It was a village because most residents knew most of the others, because they gossiped about each other, by which is meant, among other things, knowing and tending to each other’s needs. Through gossip they knew what to help celebrate or who to help grieve. As a village they wove the strands of the web that bound them together, the strongest bonds woven in the hard times, of which there were many. Through boom and bust it was a village parenting each other’s children and finding pride in landmark events, such as their first high school graduating class of only two young women and one young man, others of suitable age having gone to work instead of going to high school.
It continued to be a village as it grew to over 4000 residents who survived the disaffections and deeper divisions that come with larger size.

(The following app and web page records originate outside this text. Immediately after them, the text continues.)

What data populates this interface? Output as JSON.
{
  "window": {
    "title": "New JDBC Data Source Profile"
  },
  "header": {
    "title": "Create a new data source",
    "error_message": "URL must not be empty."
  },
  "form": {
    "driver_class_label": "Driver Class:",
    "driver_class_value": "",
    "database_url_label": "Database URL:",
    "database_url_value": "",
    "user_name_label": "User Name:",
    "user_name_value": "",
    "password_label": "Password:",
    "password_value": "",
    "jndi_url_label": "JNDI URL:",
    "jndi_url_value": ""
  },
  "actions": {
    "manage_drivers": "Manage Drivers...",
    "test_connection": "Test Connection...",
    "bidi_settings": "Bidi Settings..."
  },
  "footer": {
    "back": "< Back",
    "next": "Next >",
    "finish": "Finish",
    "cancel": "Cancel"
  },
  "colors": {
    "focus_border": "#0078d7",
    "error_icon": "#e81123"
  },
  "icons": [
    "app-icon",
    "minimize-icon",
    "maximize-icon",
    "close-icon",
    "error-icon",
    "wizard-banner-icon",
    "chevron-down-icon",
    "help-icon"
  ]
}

It was a village proud of its new brick and granite grade school and imposing high school on the top of the highest point in town, donated by the mining company. More and more students were graduating, more and more were heading south for a better jobs or to add to their education for a fuller life.
It was a village united behind their sports teams which played other mining villages, united in elation when their teams were victorious over the teams from their rival town ten miles to the east or untied in dejection when the teams lost.
It was a village when it proudly and naively marched boys off to wars, stunned but united in grief when the sad telegrams began to arrive, and bound in relief when men came home.
It was a worried village when the ore of their mine began to dwindle. The population started to fall, more young people headed south, and businesses began to close. As a village it stood through it all, taking the loss as too-personal when their high school closed, sending their young to the rival school ten miles to the east. To the village’s relief, the grade school remained, but only for a few years until the population dropped back to a few hundred residents, most of whom were beyond the parenting stage.
It remained a village after the downtown closed and house after house was abandoned, a village whose residents drove elsewhere to bank, to shop, to visit the medical clinic, to treat themselves to a restaurant meal, and to hire lawyers to write their wills.
It is a village still, a village of mostly retired people, more women than men, who gather to mourn the impending death of the village and to pass around photographs of children and grandchildren who live in distant large cities where people have no sense of what makes a village and why villages matter.
© Clyde Birkholz 2016
What has not endured that you thought would endure?